DATASET CONTENT:
>>>

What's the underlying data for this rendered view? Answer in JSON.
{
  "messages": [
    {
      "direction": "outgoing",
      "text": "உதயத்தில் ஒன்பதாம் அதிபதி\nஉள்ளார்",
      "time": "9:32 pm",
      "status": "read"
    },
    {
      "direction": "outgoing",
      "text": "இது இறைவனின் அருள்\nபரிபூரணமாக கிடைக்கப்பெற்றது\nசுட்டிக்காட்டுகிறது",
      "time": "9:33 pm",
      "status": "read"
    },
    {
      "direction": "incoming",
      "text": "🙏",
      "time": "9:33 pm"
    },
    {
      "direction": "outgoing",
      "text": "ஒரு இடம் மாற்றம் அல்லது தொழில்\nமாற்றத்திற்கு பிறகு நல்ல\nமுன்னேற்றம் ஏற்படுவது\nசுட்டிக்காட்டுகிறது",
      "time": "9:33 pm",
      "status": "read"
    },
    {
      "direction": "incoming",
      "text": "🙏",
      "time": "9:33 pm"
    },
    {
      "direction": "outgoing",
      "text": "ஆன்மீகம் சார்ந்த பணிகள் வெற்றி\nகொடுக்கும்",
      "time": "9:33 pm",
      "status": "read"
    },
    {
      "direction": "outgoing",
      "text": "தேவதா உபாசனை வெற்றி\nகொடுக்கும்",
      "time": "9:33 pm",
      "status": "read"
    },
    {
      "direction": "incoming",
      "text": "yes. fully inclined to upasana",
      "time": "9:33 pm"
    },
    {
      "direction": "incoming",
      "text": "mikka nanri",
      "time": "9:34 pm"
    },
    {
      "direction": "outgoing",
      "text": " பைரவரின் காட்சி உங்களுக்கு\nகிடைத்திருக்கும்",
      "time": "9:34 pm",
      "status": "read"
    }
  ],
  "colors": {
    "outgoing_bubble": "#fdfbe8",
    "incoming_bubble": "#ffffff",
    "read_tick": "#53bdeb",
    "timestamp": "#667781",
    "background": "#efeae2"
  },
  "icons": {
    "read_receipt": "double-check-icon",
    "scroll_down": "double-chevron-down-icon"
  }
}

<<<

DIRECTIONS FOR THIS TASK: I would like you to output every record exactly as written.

RESULT:
What's the underlying data for this rendered view? Answer in JSON.
{
  "messages": [
    {
      "direction": "outgoing",
      "text": "உதயத்தில் ஒன்பதாம் அதிபதி\nஉள்ளார்",
      "time": "9:32 pm",
      "status": "read"
    },
    {
      "direction": "outgoing",
      "text": "இது இறைவனின் அருள்\nபரிபூரணமாக கிடைக்கப்பெற்றது\nசுட்டிக்காட்டுகிறது",
      "time": "9:33 pm",
      "status": "read"
    },
    {
      "direction": "incoming",
      "text": "🙏",
      "time": "9:33 pm"
    },
    {
      "direction": "outgoing",
      "text": "ஒரு இடம் மாற்றம் அல்லது தொழில்\nமாற்றத்திற்கு பிறகு நல்ல\nமுன்னேற்றம் ஏற்படுவது\nசுட்டிக்காட்டுகிறது",
      "time": "9:33 pm",
      "status": "read"
    },
    {
      "direction": "incoming",
      "text": "🙏",
      "time": "9:33 pm"
    },
    {
      "direction": "outgoing",
      "text": "ஆன்மீகம் சார்ந்த பணிகள் வெற்றி\nகொடுக்கும்",
      "time": "9:33 pm",
      "status": "read"
    },
    {
      "direction": "outgoing",
      "text": "தேவதா உபாசனை வெற்றி\nகொடுக்கும்",
      "time": "9:33 pm",
      "status": "read"
    },
    {
      "direction": "incoming",
      "text": "yes. fully inclined to upasana",
      "time": "9:33 pm"
    },
    {
      "direction": "incoming",
      "text": "mikka nanri",
      "time": "9:34 pm"
    },
    {
      "direction": "outgoing",
      "text": " பைரவரின் காட்சி உங்களுக்கு\nகிடைத்திருக்கும்",
      "time": "9:34 pm",
      "status": "read"
    }
  ],
  "colors": {
    "outgoing_bubble": "#fdfbe8",
    "incoming_bubble": "#ffffff",
    "read_tick": "#53bdeb",
    "timestamp": "#667781",
    "background": "#efeae2"
  },
  "icons": {
    "read_receipt": "double-check-icon",
    "scroll_down": "double-chevron-down-icon"
  }
}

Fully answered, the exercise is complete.